_Exercise_
Scan the listing for the word "icon", and copy out each line where it is found.

_Data for this task_
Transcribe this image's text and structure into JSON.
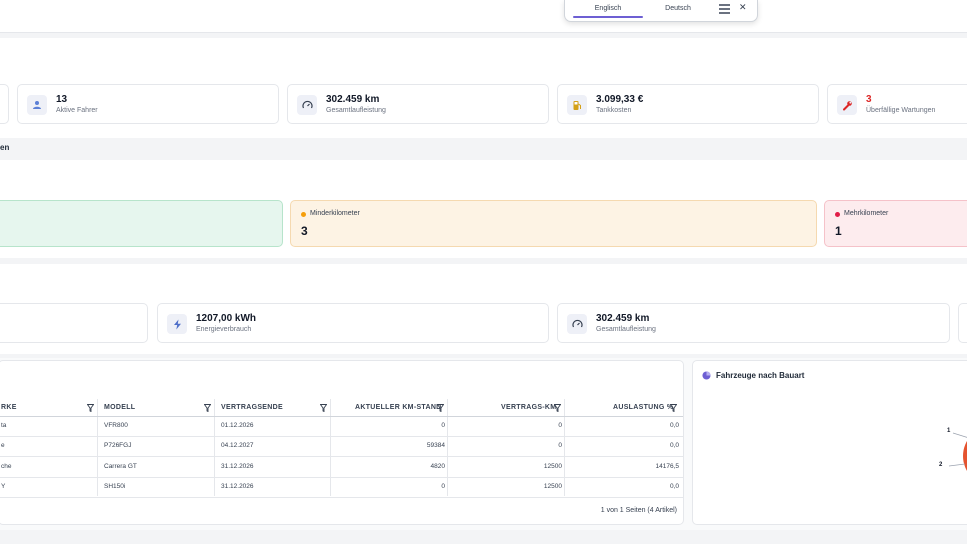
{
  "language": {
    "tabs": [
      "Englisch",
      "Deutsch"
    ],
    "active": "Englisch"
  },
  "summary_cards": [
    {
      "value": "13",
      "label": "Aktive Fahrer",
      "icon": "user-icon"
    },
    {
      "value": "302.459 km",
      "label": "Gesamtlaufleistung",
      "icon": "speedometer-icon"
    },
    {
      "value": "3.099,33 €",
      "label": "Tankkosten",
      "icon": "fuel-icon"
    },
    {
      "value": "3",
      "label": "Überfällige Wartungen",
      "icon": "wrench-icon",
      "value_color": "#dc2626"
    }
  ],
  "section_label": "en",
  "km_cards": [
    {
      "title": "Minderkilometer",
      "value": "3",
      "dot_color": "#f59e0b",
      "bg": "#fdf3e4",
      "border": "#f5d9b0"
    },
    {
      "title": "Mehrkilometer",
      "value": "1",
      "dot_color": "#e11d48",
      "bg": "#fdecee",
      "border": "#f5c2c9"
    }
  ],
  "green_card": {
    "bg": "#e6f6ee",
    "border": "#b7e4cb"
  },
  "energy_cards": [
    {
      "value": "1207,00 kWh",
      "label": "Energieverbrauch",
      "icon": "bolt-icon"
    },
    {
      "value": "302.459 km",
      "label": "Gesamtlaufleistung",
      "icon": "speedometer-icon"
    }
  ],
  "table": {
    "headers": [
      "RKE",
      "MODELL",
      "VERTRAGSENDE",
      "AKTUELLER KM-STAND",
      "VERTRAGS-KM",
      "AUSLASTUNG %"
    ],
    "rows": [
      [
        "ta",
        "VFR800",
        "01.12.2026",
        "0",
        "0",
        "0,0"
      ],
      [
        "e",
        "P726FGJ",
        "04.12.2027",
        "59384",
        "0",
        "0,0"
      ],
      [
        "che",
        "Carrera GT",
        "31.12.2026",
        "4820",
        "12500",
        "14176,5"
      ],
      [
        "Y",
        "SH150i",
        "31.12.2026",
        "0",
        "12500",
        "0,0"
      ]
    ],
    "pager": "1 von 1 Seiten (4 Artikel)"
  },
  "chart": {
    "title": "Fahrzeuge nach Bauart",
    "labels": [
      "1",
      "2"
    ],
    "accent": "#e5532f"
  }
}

_Written reply_
      "icon": "user-icon"
      "icon": "speedometer-icon"
      "icon": "fuel-icon"
      "icon": "wrench-icon",
      "icon": "bolt-icon"
      "icon": "speedometer-icon"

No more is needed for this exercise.